“I’m feeling good,” said Rivera, who made about 25 throws on the Hackley School’s snow-covered diamond. “The rehab has been great; it’s been tough, but at the same time, I’m seeing good results. I can’t wait to continue and stay 100 percent. A day at a time, like I always tell you guys. A day at a time.”
No comment in the article from anyone with the Yankees opining on how cool it was that their future Hall of Famer closer’s first work off a mound since his injury was on a “snow-covered diamond.” But I assume they knew about it.

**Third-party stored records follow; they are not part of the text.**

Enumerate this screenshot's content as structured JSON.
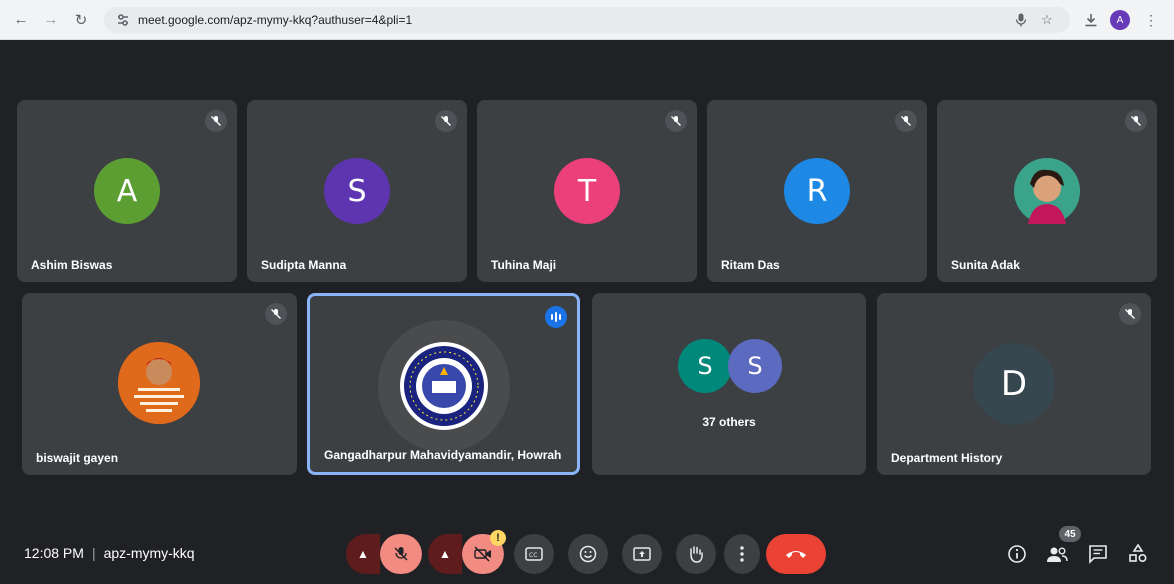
{
  "browser": {
    "url": "meet.google.com/apz-mymy-kkq?authuser=4&pli=1",
    "profile_initial": "A",
    "profile_color": "#673ab7"
  },
  "tiles_row1": [
    {
      "name": "Ashim Biswas",
      "initial": "A",
      "color": "#5c9e31",
      "muted": true
    },
    {
      "name": "Sudipta Manna",
      "initial": "S",
      "color": "#5e35b1",
      "muted": true
    },
    {
      "name": "Tuhina Maji",
      "initial": "T",
      "color": "#ec407a",
      "muted": true
    },
    {
      "name": "Ritam Das",
      "initial": "R",
      "color": "#1e88e5",
      "muted": true
    },
    {
      "name": "Sunita Adak",
      "initial": "",
      "photo": "profile-photo",
      "muted": true
    }
  ],
  "tiles_row2": [
    {
      "name": "biswajit gayen",
      "photo": "profile-photo",
      "muted": true
    },
    {
      "name": "Gangadharpur Mahavidyamandir, Howrah",
      "photo": "college-emblem",
      "speaking": true
    },
    {
      "others_label": "37 others",
      "initials": [
        "S",
        "S"
      ],
      "colors": [
        "#00897b",
        "#5c6bc0"
      ]
    },
    {
      "name": "Department History",
      "initial": "D",
      "color": "#37474f",
      "muted": true
    }
  ],
  "bottom": {
    "time": "12:08 PM",
    "meeting_code": "apz-mymy-kkq",
    "people_count": "45",
    "warning_badge": "!"
  },
  "colors": {
    "background": "#202124",
    "tile": "#3c4043",
    "end_call": "#ea4335",
    "muted_control": "#f28b82",
    "speaking_border": "#8ab4f8"
  }
}
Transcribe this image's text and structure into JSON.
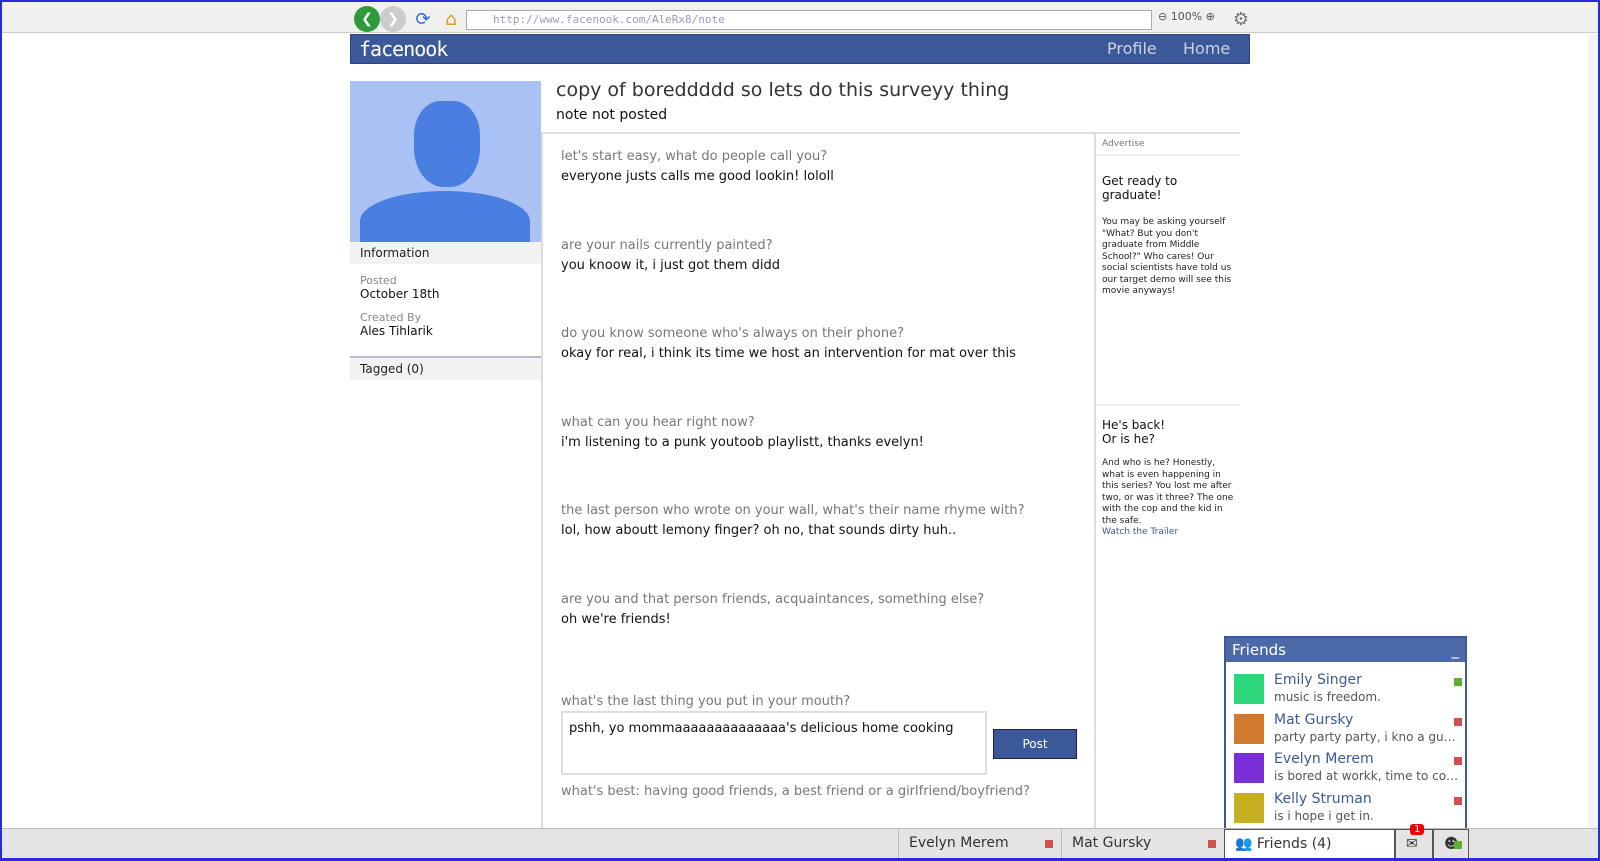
{
  "browser": {
    "url": "http://www.facenook.com/AleRx8/note",
    "zoom": "100%"
  },
  "header": {
    "logo": "facenook",
    "nav": [
      "Profile",
      "Home"
    ]
  },
  "note": {
    "title": "copy of boreddddd so lets do this surveyy thing",
    "status": "note not posted"
  },
  "sidebar": {
    "information": "Information",
    "posted_label": "Posted",
    "posted_value": "October 18th",
    "created_label": "Created By",
    "created_value": "Ales Tihlarik",
    "tagged": "Tagged (0)"
  },
  "survey": [
    {
      "q": "let's start easy, what do people call you?",
      "a": "everyone justs calls me good lookin! lololl"
    },
    {
      "q": "are your nails currently painted?",
      "a": "you knoow it, i just got them didd"
    },
    {
      "q": "do you know someone who's always on their phone?",
      "a": "okay for real, i think its time we host an intervention for mat over this"
    },
    {
      "q": "what can you hear right now?",
      "a": "i'm listening to a punk youtoob playlistt, thanks evelyn!"
    },
    {
      "q": "the last person who wrote on your wall, what's their name rhyme with?",
      "a": "lol, how aboutt lemony finger? oh no, that sounds dirty huh.."
    },
    {
      "q": "are you and that person friends, acquaintances, something else?",
      "a": "oh we're friends!"
    }
  ],
  "current": {
    "q": "what's the last thing you put in your mouth?",
    "answer": "pshh, yo mommaaaaaaaaaaaaaa's delicious home cooking",
    "post": "Post",
    "next_q": "what's best: having good friends, a best friend or a girlfriend/boyfriend?"
  },
  "ads": {
    "label": "Advertise",
    "ad1_title": "Get ready to graduate!",
    "ad1_body": "You may be asking yourself \"What? But you don't graduate from Middle School?\" Who cares! Our social scientists have told us our target demo will see this movie anyways!",
    "ad2_title1": "He's back!",
    "ad2_title2": "Or is he?",
    "ad2_body": "And who is he? Honestly, what is even happening in this series? You lost me after two, or was it three? The one with the cop and the kid in the safe.",
    "ad2_link": "Watch the Trailer"
  },
  "friends_panel": {
    "title": "Friends",
    "minimize": "_",
    "friends": [
      {
        "name": "Emily Singer",
        "status": "music is freedom.",
        "online": true,
        "color": "#2ed67a"
      },
      {
        "name": "Mat Gursky",
        "status": "party party party, i kno a guy n...",
        "online": false,
        "color": "#d07a30"
      },
      {
        "name": "Evelyn Merem",
        "status": "is bored at workk, time to cost...",
        "online": false,
        "color": "#7a2ed6"
      },
      {
        "name": "Kelly Struman",
        "status": "is i hope i get in.",
        "online": false,
        "color": "#c4b020"
      }
    ]
  },
  "bottombar": {
    "chats": [
      "Evelyn Merem",
      "Mat Gursky"
    ],
    "friends_tab": "Friends (4)",
    "notifications": "1"
  },
  "colors": {
    "brand": "#3b5998",
    "online": "#5cb030",
    "offline": "#d05050"
  }
}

The Red Sox, who won the AL East last season with a 93-69 record, have under-performed so far this season, entering Wednesday’s action with just two more wins than losses at 23-21. The club hasn’t had a winning streak of more than two games since April 15-18. As a result, manager John Farrell may be on the hot seat, Ken Rosenthal of FOX Sports reported on Tuesday.
Beyond the mediocre record, Rosenthal cites two incidents that happened this season that caused Farrell’s stock to drop. The first was the brouhaha with the Orioles when Manny Machado slid into Dustin Pedroia at second base, causing Pedroia to suffer an injury. When reliever Matt Barnes intentionally threw a fastball at Machado, Pedroia was seen telling Machado, “It wasn’t me. It’s them.” The word “them,” of course, would ostensibly be referring to Barnes and Farrell.
The second incident happened last week when pitcher Drew Pomeranz challenged Farrell in the dugout after being removed with a pitch count of 97. Rosenthal suggests that some of Farrell’s players aren’t on the same page as the skipper.
Rosenthal also mentions that Farrell didn’t have the entire backing of the Red Sox clubhouse in 2013, when the club won the World Series. So the issues this year may not be unique; they may be part of a larger trend.
The biggest impediment in making a managerial change for the Red Sox is having a good candidate. After letting Torey Lovullo leave after last season to manage the Diamondbacks, the team’s two most likely interim candidates would be bench coach Gary DiSarcina and third base coach Brian Butterfield. DiSarcina has one year of managing experience above Single-A (Triple-A Pawtucket in 2013). Butterfield hasn’t managed in 15 years.